Pay your taxes on time! An Introduction to ATO interest and Penalties
There are 3 main classes of additional amounts the ATO can add to a taxpayer’s tax liability. These are normally issued when a tax return, BAS or other ATO obligation has not been filed on time or incorrectly.
1. General Interest Charge (GIC)
This is the most common due to its frequency and is applied on a regular basis onto your account if you have an amount of tax payable which is late. The GIC rate is calculated on the daily compounded amount outstanding on your account.
You are able to claim a tax deduction for any GIC paid during an income year at D10 of the tax return. However, don't take this to mean that this is an effective tax strategy.
In certain situations, the ATO has the discretion to remit amounts of GIC (either on their volition or your request).
2. Shortfall Interest Charge (SIC)
If you amend a tax return for a period and this amendment increases the amount of tax liability, the ATO can issue SIC.
This is calculated on the shortfall amount (amended tax liability less original tax liability). As the taxpayer may be unaware of a shortfall situation until the return is amended, the ATO uses a reduced rate of interest than the General Interest Charge rate.
There are several penalties which the ATO has the discretion to apply to a taxpayer. Penalties are designed to ensure tax obligations are prepared on time and accurately.
Penalties may be applied if you:
Give false or misleading information to the ATO (whether there is a shortfall amount payable or not)
Taking a position which is not reasonably arguable
Fail to make a statement (late lodgement)
The amount of a penalty depends on several factors, including (but not limited to) why the penalty is applied, the compliance history of the taxpayer and the amount of tax liability shortfall or length of time between the lodgement due date and lodgement occurring.
You cannot claim any ATO penalty as a deduction.
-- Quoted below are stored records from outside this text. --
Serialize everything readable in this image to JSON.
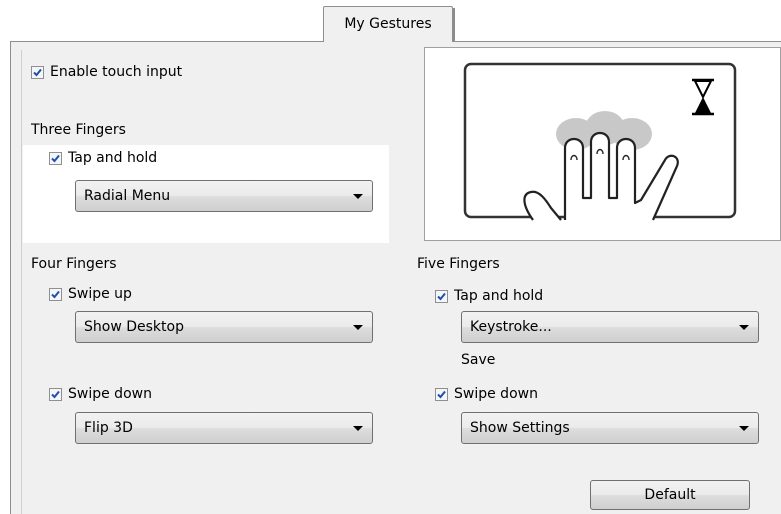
{
  "tab": {
    "label": "My Gestures"
  },
  "enable": {
    "label": "Enable touch input",
    "checked": true
  },
  "three_fingers": {
    "heading": "Three Fingers",
    "tap_hold": {
      "label": "Tap and hold",
      "checked": true,
      "action": "Radial Menu"
    }
  },
  "four_fingers": {
    "heading": "Four Fingers",
    "swipe_up": {
      "label": "Swipe up",
      "checked": true,
      "action": "Show Desktop"
    },
    "swipe_down": {
      "label": "Swipe down",
      "checked": true,
      "action": "Flip 3D"
    }
  },
  "five_fingers": {
    "heading": "Five Fingers",
    "tap_hold": {
      "label": "Tap and hold",
      "checked": true,
      "action": "Keystroke...",
      "sub_label": "Save"
    },
    "swipe_down": {
      "label": "Swipe down",
      "checked": true,
      "action": "Show Settings"
    }
  },
  "illustration": {
    "icons": [
      "hourglass-icon",
      "hand-icon",
      "touchpad-icon"
    ]
  },
  "buttons": {
    "default": "Default"
  }
}
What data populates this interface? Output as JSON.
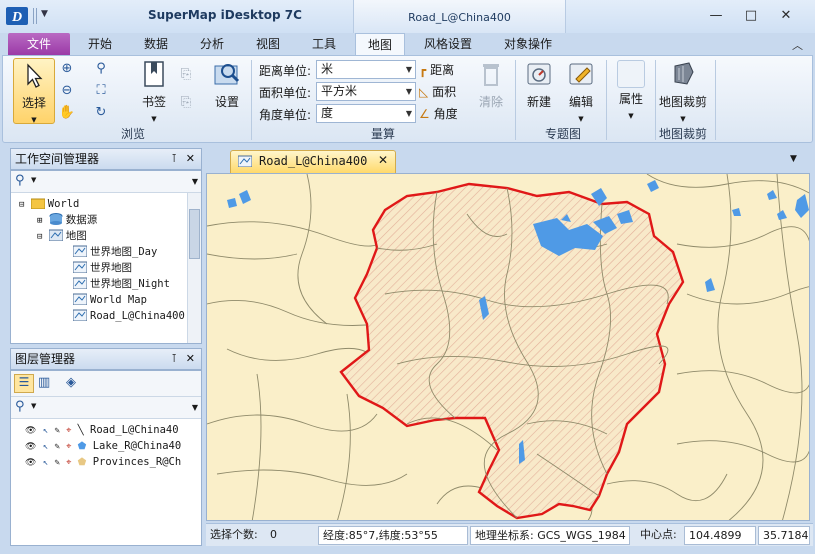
{
  "app": {
    "title": "SuperMap iDesktop 7C",
    "context_tab_title": "Road_L@China400"
  },
  "window_controls": {
    "minimize": "—",
    "maximize": "□",
    "close": "✕"
  },
  "ribbon_tabs": [
    {
      "label": "文件"
    },
    {
      "label": "开始"
    },
    {
      "label": "数据"
    },
    {
      "label": "分析"
    },
    {
      "label": "视图"
    },
    {
      "label": "工具"
    },
    {
      "label": "地图"
    },
    {
      "label": "风格设置"
    },
    {
      "label": "对象操作"
    }
  ],
  "ribbon": {
    "browse": {
      "select_label": "选择",
      "bookmark_label": "书签",
      "settings_label": "设置",
      "group_label": "浏览"
    },
    "measure": {
      "distance_unit_label": "距离单位:",
      "distance_unit_value": "米",
      "area_unit_label": "面积单位:",
      "area_unit_value": "平方米",
      "angle_unit_label": "角度单位:",
      "angle_unit_value": "度",
      "distance_btn": "距离",
      "area_btn": "面积",
      "angle_btn": "角度",
      "clear_btn": "清除",
      "group_label": "量算"
    },
    "thematic": {
      "new_label": "新建",
      "edit_label": "编辑",
      "group_label": "专题图"
    },
    "properties_label": "属性",
    "clip": {
      "clip_label": "地图裁剪",
      "group_label": "地图裁剪"
    }
  },
  "workspace_panel": {
    "title": "工作空间管理器",
    "tree": [
      {
        "label": "World"
      },
      {
        "label": "数据源"
      },
      {
        "label": "地图"
      },
      {
        "label": "世界地图_Day"
      },
      {
        "label": "世界地图"
      },
      {
        "label": "世界地图_Night"
      },
      {
        "label": "World Map"
      },
      {
        "label": "Road_L@China400"
      }
    ]
  },
  "layer_panel": {
    "title": "图层管理器",
    "layers": [
      {
        "label": "Road_L@China40"
      },
      {
        "label": "Lake_R@China40"
      },
      {
        "label": "Provinces_R@Ch"
      }
    ]
  },
  "document": {
    "tab_label": "Road_L@China400"
  },
  "statusbar": {
    "selected_count_label": "选择个数:",
    "selected_count": "0",
    "coords": "经度:85°7,纬度:53°55",
    "crs": "地理坐标系: GCS_WGS_1984",
    "center_label": "中心点:",
    "center_x": "104.4899",
    "center_y": "35.7184"
  },
  "colors": {
    "land": "#faefc9",
    "province_outline": "#e01818",
    "lake": "#4f9ae6",
    "road": "#8f8a6a",
    "selected_hatch": "#e8b3a0",
    "file_tab": "#9b3aa7"
  }
}
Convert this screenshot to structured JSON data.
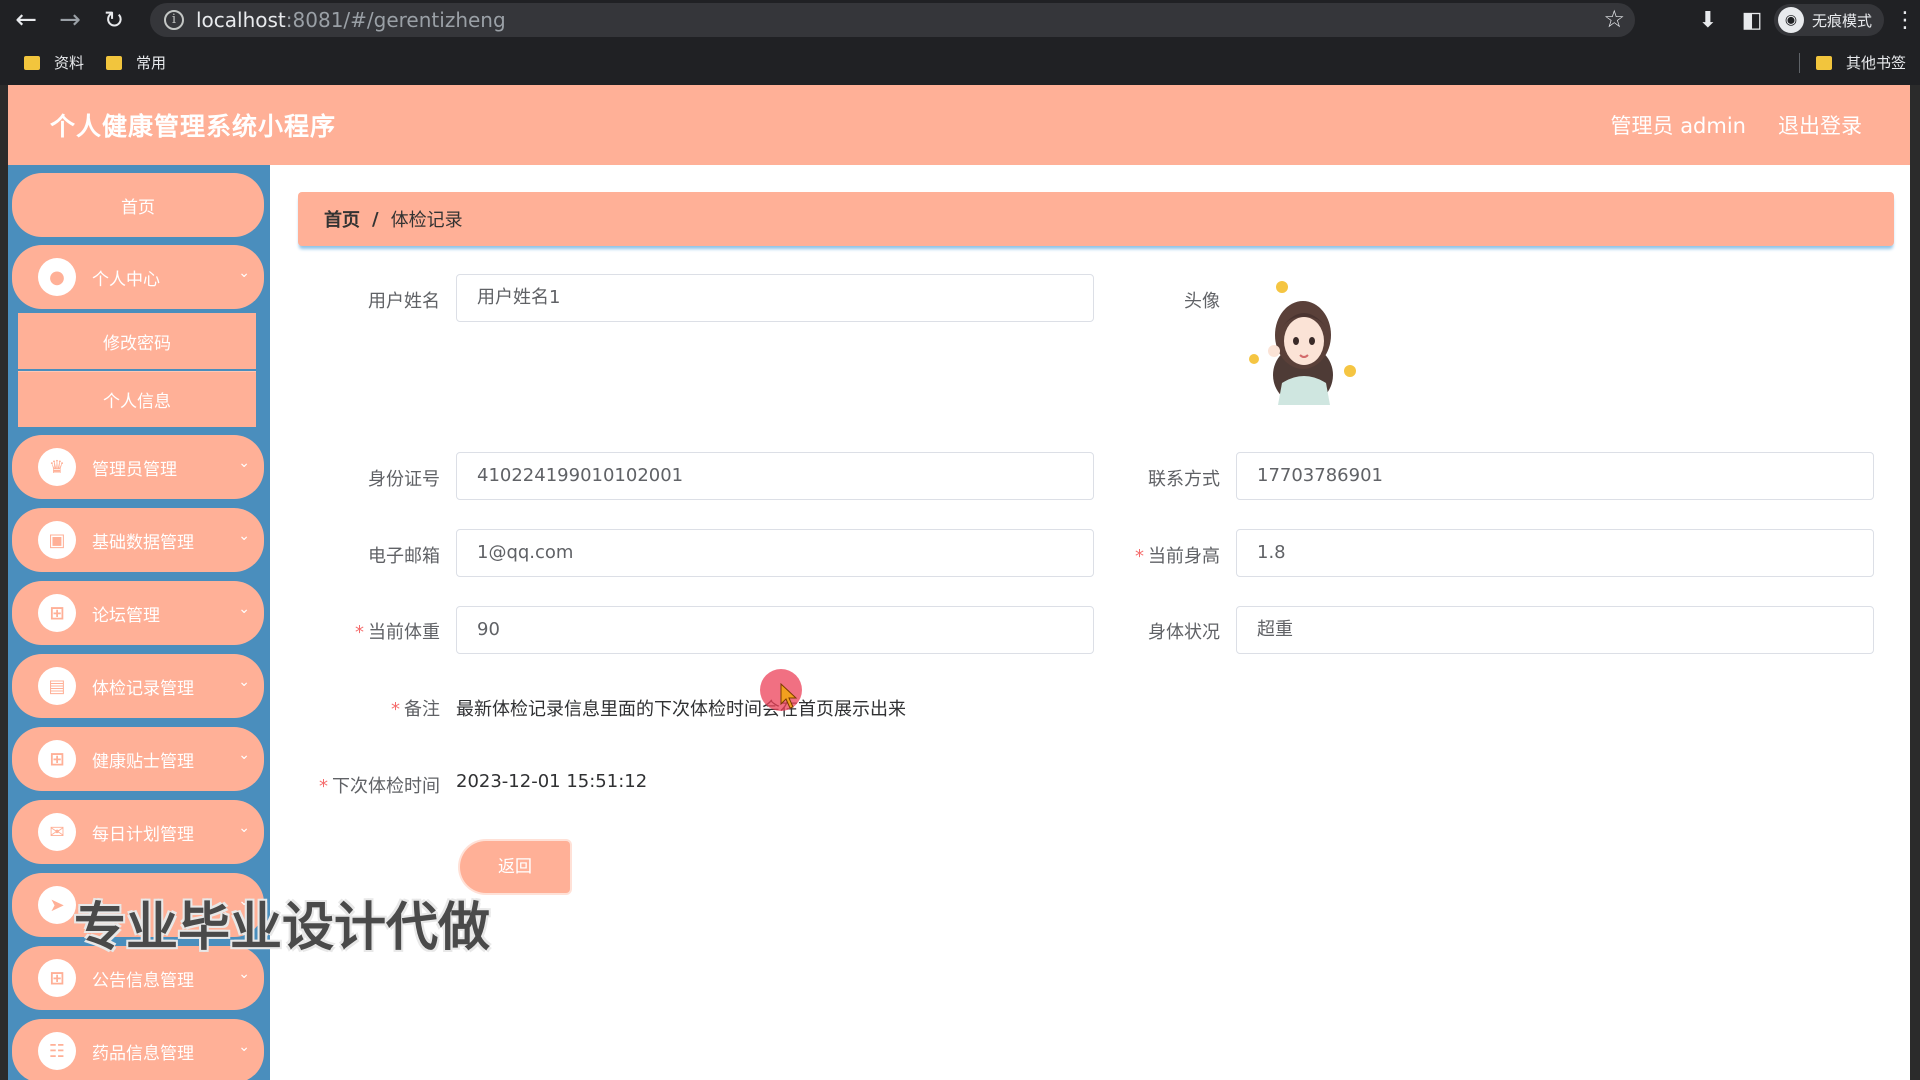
{
  "browser": {
    "url_host": "localhost",
    "url_path": ":8081/#/gerentizheng",
    "incognito_label": "无痕模式",
    "bookmarks": [
      "资料",
      "常用"
    ],
    "other_bookmarks": "其他书签"
  },
  "header": {
    "app_title": "个人健康管理系统小程序",
    "user_label": "管理员 admin",
    "logout_label": "退出登录"
  },
  "sidebar": {
    "home": "首页",
    "items": [
      {
        "label": "个人中心",
        "icon": "user-icon"
      },
      {
        "label": "管理员管理",
        "icon": "admin-icon"
      },
      {
        "label": "基础数据管理",
        "icon": "monitor-icon"
      },
      {
        "label": "论坛管理",
        "icon": "grid-icon"
      },
      {
        "label": "体检记录管理",
        "icon": "chart-icon"
      },
      {
        "label": "健康贴士管理",
        "icon": "grid-icon"
      },
      {
        "label": "每日计划管理",
        "icon": "message-icon"
      },
      {
        "label": "",
        "icon": "send-icon"
      },
      {
        "label": "公告信息管理",
        "icon": "grid-icon"
      },
      {
        "label": "药品信息管理",
        "icon": "clipboard-icon"
      }
    ],
    "submenu": [
      "修改密码",
      "个人信息"
    ]
  },
  "breadcrumb": {
    "home": "首页",
    "separator": "/",
    "current": "体检记录"
  },
  "form": {
    "username": {
      "label": "用户姓名",
      "value": "用户姓名1"
    },
    "avatar": {
      "label": "头像"
    },
    "id_number": {
      "label": "身份证号",
      "value": "410224199010102001"
    },
    "phone": {
      "label": "联系方式",
      "value": "17703786901"
    },
    "email": {
      "label": "电子邮箱",
      "value": "1@qq.com"
    },
    "height": {
      "label": "当前身高",
      "value": "1.8"
    },
    "weight": {
      "label": "当前体重",
      "value": "90"
    },
    "condition": {
      "label": "身体状况",
      "value": "超重"
    },
    "remark": {
      "label": "备注",
      "value": "最新体检记录信息里面的下次体检时间会在首页展示出来"
    },
    "next_exam": {
      "label": "下次体检时间",
      "value": "2023-12-01 15:51:12"
    },
    "back_button": "返回"
  },
  "overlay": {
    "watermark": "专业毕业设计代做"
  },
  "colors": {
    "accent": "#ffb097",
    "sidebar_bg": "#4a8ebd",
    "required": "#f56c6c"
  }
}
This is because you are not meant to get benefit from a penalty.
It is possible to make a request to the ATO to remit the full amount or partial amount of applied ATO interest or penalties. You will need a legitimate reason as to why the amounts should be remitted (i.e. an error made by the ATO). Whether the ATO remits any interest or penalties is ultimately up to the ATO.
This information is not to be relied upon without speaking to your accountant, tax agent or financial adviser depending on the advice